Apart from on National Day, seeing Emiratis singing and dancing in a public space is very unusual. I was intrigued, but short on time and on a mission, so I kept walking toward the store. But then I stumbled upon what appeared to be the World's Longest Cake, elaborately decorated as a cityscape of Abu Dhabi, at which time I stopped a few moments to take it all in.
I didn't know yet what we were celebrating. All of the signs hung around the cake were in Arabic, so I thought maybe it was a local holiday I wasn't familiar with. I decided to run quickly into the store to complete my errand and then find out the reason for the excitement.
In the produce section I didn't find any rosemary but I did find this--

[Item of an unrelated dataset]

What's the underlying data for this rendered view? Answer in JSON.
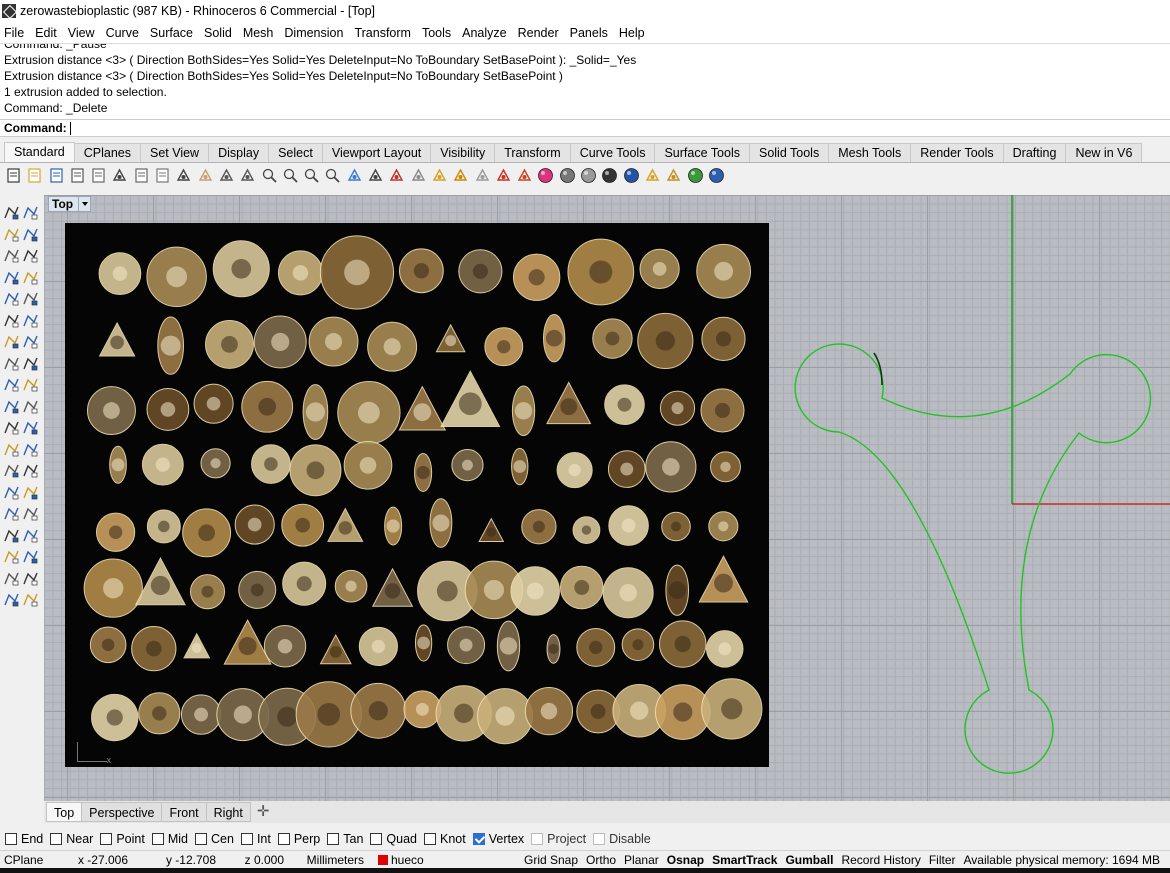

I gasped as I grabbed the most beautiful head of lettuce I've ever seen, which was flanked by bushels of exquisitely fragrant tomatoes, peppers, onions, and squash. Where did all this come from? In 17 months, I haven't seen vegetables near this caliber. With the ordeal of importing and the ornery heat, most produce arrives on shelves bruised and sad-looking. Even the wimpy "organic" sections of the grocery store offer up wilted leaves that costs a week's salary. I circled the display until I found a sign in English - and I think I heard the Hallelujah Chorus playing in the background as I read: Organically grown in Abu Dhabi.
Around the corner from the store I found a pseudo-farmer's market showing off the treats that we can come to expect from Mazaraa, "the first organically certified products in the UAE," according to the free pamphlet.
I now understood what the singing and dancing was about. I felt a bit of pride for this little country for moving in this direction; finding sustainable ways of producing their own food will be key to the UAE's continued growth and progress. It looks like they are pretty proud of it too--
|UAE flag in vegetables|
Not only are these vegetables divine to look at, they are surprisingly inexpensive. Typically, to buy four non-organic, average-sized bell peppers and barely edible lettuce would cost me at least 25 dirhams (nearly $7). But four huge peppers and a giant head of Romaine from Mazaara cost me about 10 dirhams (not even $3). And check out these beauties! Stuffed peppers are on the menu tonight --